*GIVEN ENTRIES*.
==*==

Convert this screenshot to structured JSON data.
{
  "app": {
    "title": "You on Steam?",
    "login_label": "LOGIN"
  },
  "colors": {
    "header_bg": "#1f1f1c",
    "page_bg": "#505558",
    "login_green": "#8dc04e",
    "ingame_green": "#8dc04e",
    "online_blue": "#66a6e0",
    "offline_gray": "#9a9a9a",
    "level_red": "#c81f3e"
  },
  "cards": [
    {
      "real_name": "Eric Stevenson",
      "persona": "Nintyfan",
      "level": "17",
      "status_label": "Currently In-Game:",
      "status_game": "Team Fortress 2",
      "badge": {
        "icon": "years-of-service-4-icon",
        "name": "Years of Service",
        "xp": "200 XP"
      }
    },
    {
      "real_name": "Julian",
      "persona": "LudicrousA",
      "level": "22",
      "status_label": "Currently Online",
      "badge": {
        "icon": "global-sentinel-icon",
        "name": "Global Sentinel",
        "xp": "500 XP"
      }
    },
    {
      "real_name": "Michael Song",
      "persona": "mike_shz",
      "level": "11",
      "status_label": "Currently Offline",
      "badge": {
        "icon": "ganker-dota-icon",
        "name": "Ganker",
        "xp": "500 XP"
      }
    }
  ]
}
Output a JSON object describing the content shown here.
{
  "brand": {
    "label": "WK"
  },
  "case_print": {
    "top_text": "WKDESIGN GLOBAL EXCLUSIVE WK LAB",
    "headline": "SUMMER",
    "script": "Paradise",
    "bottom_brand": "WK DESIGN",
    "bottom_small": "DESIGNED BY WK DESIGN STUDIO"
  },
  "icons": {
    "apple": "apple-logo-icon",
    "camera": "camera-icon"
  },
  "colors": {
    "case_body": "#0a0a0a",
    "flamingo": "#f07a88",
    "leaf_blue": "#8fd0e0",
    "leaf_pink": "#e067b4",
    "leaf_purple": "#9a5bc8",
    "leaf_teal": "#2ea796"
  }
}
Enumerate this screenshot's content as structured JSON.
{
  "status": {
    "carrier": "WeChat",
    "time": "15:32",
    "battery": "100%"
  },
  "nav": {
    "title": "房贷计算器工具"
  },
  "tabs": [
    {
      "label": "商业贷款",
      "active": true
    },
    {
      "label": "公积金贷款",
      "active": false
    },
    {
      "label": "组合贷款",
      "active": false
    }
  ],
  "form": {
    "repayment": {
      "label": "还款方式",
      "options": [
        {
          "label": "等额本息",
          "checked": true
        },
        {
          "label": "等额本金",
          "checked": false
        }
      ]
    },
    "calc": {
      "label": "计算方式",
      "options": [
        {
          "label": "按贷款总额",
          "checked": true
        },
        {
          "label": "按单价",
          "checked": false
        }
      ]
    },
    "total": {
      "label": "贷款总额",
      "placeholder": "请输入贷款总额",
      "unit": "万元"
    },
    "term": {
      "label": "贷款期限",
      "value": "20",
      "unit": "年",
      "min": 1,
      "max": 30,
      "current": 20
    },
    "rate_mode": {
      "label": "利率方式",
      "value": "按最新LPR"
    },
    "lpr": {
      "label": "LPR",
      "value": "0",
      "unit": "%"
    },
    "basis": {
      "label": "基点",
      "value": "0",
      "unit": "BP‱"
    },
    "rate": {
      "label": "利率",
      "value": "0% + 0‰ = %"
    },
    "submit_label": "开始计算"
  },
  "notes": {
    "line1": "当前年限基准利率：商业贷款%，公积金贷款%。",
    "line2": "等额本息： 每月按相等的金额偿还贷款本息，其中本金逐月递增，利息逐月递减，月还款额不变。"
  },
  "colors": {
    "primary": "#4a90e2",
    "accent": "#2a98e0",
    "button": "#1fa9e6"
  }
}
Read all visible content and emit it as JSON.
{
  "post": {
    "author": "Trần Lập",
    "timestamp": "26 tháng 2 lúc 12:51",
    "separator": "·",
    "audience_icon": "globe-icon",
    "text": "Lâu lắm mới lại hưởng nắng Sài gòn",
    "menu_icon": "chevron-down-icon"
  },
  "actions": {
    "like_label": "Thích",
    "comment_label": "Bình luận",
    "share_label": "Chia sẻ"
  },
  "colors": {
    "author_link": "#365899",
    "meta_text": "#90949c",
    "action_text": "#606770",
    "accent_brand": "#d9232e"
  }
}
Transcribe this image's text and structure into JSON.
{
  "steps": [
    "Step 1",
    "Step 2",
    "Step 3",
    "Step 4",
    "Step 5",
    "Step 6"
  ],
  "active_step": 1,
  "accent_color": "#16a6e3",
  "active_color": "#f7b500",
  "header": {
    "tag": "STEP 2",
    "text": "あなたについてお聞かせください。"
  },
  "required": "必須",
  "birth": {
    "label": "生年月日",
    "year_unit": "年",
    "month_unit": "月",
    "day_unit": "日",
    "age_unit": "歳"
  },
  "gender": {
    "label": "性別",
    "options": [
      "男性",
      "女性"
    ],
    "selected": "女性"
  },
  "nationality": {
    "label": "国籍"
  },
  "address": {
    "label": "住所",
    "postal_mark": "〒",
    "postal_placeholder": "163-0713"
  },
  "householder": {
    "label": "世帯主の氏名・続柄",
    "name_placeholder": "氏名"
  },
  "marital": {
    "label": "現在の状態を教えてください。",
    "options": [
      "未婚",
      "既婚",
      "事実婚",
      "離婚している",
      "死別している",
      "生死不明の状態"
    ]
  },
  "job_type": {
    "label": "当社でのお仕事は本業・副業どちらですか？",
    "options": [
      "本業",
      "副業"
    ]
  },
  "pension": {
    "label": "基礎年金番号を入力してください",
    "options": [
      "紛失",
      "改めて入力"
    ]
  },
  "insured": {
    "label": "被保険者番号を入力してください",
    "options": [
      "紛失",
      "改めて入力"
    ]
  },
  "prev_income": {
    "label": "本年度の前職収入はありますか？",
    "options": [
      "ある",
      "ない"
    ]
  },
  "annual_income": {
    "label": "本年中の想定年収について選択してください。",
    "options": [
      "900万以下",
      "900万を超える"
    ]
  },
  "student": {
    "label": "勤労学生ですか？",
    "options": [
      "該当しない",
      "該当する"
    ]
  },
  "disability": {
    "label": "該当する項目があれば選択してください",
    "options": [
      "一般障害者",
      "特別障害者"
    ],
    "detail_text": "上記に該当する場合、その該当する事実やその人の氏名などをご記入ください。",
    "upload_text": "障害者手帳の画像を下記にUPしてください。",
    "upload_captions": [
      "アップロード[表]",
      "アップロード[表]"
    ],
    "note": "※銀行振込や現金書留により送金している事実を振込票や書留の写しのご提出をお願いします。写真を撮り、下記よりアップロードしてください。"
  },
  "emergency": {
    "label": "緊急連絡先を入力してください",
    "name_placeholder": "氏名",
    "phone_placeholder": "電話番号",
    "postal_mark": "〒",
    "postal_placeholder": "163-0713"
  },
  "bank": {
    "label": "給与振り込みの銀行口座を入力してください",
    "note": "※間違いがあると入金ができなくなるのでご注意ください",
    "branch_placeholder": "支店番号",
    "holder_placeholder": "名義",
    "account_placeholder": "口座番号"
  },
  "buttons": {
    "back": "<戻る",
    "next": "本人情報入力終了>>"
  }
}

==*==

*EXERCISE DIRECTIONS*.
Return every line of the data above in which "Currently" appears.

*OUTPUT FOR THIS EXERCISE*.
      "status_label": "Currently In-Game:",
      "status_label": "Currently Online",
      "status_label": "Currently Offline",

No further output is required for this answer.